The biggest name to watch, probably in the league altogether, is Erik Karlsson, who could be on the move if a team offers a big enough package for the Senators to pull the trigger now as opposed to in the offseason if they feel him re-signing is a long shot. He was the best defenseman last season, and if a team steps up to get him, they're getting two possible postseason runs out of him.

2. Artem Anisimov's experiment at left wing not working.

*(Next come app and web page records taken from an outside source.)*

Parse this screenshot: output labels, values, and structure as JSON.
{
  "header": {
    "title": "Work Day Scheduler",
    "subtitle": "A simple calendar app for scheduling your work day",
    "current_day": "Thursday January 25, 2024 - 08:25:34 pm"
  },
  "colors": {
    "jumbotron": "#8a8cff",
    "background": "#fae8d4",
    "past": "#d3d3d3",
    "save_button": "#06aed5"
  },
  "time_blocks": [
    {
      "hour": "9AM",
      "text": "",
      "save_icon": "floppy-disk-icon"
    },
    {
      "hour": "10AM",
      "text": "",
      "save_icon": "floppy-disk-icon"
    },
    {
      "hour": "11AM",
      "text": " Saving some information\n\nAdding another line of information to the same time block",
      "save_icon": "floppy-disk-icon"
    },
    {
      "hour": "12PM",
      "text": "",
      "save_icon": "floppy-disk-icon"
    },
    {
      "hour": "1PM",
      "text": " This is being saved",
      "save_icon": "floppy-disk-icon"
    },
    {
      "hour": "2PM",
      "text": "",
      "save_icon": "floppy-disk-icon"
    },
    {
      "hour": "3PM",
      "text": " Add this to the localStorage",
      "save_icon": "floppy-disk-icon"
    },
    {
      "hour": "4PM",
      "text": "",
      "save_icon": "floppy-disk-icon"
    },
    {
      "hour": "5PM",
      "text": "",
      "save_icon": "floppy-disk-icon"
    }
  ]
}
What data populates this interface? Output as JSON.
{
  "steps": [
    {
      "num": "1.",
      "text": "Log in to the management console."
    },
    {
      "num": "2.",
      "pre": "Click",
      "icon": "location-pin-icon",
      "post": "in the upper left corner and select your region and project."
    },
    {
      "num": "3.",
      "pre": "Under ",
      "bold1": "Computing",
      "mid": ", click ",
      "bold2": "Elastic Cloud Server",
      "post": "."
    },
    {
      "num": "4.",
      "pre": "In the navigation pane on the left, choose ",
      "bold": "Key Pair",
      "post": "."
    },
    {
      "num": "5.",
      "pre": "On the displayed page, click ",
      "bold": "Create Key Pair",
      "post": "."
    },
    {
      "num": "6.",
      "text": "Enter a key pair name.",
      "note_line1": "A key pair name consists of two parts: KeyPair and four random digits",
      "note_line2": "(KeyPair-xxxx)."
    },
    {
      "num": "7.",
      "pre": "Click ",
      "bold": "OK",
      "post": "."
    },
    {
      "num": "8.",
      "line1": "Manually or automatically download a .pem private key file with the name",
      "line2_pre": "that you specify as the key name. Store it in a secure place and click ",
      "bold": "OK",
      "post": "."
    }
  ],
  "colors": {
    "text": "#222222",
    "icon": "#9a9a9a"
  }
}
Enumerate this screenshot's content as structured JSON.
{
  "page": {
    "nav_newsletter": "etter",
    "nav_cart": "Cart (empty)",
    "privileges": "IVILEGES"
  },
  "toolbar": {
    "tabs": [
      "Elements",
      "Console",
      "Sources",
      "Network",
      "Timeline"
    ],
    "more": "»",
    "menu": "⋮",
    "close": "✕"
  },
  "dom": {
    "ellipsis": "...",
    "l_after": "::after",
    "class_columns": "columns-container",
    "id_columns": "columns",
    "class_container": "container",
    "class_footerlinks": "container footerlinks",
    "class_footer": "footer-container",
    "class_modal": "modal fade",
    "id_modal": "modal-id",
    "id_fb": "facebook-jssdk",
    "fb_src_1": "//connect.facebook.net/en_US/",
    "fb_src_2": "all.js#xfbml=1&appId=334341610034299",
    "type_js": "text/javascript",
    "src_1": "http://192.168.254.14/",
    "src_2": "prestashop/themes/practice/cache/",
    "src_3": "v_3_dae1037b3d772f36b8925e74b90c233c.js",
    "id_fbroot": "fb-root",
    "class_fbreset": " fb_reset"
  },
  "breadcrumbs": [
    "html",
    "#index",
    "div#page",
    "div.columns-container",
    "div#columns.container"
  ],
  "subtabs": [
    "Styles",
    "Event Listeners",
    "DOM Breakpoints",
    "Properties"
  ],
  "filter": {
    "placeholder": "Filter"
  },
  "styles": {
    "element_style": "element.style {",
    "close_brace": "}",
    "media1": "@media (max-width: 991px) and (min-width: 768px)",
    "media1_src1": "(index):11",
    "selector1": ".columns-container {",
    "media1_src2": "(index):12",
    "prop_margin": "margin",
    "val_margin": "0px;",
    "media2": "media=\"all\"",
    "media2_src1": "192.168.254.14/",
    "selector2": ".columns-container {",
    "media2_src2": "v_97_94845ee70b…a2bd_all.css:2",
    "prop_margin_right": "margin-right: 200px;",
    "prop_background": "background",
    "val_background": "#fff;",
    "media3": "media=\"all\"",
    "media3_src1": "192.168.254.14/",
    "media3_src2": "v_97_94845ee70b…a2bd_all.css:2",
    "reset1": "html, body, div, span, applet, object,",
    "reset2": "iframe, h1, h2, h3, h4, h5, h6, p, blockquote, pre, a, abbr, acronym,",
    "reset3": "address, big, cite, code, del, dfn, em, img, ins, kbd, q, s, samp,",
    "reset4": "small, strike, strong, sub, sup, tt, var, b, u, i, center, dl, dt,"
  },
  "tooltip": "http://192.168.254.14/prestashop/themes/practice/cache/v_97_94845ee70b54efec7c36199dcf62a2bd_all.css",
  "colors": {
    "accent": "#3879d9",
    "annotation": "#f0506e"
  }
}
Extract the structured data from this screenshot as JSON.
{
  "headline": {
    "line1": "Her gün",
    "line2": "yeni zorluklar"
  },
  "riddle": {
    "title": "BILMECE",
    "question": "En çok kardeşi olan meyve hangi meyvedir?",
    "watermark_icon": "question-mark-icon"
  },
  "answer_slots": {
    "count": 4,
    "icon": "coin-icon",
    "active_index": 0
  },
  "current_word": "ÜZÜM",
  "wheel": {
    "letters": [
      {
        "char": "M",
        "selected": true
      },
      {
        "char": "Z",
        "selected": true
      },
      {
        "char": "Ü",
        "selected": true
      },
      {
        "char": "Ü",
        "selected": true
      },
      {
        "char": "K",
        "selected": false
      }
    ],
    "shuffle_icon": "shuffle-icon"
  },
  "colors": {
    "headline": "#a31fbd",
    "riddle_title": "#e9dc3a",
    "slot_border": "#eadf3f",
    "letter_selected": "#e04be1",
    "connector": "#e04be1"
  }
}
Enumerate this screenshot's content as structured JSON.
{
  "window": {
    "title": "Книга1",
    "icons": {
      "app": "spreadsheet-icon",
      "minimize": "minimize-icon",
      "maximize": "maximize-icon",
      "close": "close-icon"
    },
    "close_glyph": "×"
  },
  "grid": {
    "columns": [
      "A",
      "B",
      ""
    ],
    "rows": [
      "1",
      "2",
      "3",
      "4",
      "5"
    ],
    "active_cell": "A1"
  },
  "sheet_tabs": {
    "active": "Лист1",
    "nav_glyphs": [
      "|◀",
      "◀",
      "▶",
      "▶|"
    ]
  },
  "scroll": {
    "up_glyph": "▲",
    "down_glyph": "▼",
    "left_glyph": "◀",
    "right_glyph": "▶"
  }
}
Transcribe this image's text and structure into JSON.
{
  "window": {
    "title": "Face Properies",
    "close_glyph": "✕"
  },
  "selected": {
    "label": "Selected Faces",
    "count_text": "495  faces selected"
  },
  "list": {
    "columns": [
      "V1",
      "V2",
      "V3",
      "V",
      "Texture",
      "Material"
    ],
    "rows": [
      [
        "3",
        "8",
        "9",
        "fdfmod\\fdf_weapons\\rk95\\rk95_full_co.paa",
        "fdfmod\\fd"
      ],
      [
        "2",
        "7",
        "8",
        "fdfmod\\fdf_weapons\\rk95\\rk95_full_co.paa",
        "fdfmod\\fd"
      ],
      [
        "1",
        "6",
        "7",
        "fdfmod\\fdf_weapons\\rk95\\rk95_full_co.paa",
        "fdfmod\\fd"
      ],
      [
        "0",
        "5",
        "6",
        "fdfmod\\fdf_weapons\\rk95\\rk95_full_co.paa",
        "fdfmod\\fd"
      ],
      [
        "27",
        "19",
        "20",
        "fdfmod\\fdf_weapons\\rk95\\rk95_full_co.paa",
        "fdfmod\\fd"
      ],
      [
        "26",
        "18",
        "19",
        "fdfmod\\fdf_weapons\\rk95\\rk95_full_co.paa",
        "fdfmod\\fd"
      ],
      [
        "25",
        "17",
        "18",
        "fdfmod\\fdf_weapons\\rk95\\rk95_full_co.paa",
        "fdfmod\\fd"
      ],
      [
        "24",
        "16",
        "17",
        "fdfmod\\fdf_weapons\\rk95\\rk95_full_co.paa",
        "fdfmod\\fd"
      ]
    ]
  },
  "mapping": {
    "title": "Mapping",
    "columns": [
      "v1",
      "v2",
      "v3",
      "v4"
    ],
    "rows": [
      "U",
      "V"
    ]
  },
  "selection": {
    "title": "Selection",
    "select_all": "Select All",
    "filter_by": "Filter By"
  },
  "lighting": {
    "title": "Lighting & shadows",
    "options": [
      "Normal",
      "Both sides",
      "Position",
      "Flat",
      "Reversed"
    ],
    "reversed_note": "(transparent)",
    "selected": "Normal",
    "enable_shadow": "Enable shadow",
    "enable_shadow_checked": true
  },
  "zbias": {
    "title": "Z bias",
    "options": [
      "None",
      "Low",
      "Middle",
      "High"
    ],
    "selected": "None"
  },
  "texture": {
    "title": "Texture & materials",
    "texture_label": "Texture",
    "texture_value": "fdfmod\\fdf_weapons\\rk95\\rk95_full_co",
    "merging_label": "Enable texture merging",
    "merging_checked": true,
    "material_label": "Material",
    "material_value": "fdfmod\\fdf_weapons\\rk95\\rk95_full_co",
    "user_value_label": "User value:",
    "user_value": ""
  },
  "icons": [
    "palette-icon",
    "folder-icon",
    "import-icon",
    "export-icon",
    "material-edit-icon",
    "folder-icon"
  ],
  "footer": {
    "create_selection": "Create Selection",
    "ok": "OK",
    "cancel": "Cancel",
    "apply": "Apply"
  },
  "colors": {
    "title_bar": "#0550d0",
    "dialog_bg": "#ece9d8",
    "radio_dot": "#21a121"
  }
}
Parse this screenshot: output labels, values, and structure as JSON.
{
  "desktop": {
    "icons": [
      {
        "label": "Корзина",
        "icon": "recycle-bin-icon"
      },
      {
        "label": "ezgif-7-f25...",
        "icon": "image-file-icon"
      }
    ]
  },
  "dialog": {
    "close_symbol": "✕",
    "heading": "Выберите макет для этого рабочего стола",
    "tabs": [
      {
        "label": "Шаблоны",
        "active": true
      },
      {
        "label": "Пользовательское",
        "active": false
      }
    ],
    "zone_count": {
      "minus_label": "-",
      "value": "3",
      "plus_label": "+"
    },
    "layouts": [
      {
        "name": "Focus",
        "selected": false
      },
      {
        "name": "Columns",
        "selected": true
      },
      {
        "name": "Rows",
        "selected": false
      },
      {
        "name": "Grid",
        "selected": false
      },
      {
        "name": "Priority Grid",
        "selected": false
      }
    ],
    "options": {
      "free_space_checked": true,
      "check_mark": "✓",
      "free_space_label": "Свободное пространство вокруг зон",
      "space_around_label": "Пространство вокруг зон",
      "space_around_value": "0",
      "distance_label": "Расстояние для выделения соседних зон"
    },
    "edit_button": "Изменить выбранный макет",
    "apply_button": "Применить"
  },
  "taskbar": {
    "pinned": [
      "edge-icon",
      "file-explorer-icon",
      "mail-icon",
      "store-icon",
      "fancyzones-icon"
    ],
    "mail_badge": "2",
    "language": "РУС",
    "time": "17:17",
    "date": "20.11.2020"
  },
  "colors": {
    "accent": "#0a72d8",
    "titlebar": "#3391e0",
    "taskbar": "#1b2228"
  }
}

Joel Quenneville has tried rekindling the magic between Anisimov, Nick Schmaltz and Patrick Kane as of late, only this time Anisimov is playing the wing and it just hasn't been very effective. The trio was on the ice for each of the two 5-on-5 goals the Kings scored on Monday, and Anisimov completely lost his man on the first one.

It's important to establish a consistent left winger for Schmaltz and Kane, and maybe putting Alex DeBrincat up there is something you consider going forward as part of a long-term solution. Move Anisimov back down as the third-line center to play in more of a defensive role and continue using his big body on power plays for his offensive abilities might be the best bet.

3. Win the special teams battle.

In their last meeting against Ottawa on Jan. 9, the Blackhawks went 4-for-6 on the power play and 4-on-4 on the penalty kill in an 8-2 win. And those are two areas to look out for again.

The Senators own the 28th-ranked power play with a 16.1 percent success rate and 29th-ranked penalty kill with a 74.5 percent success rate. Get ready for another offensive outburst?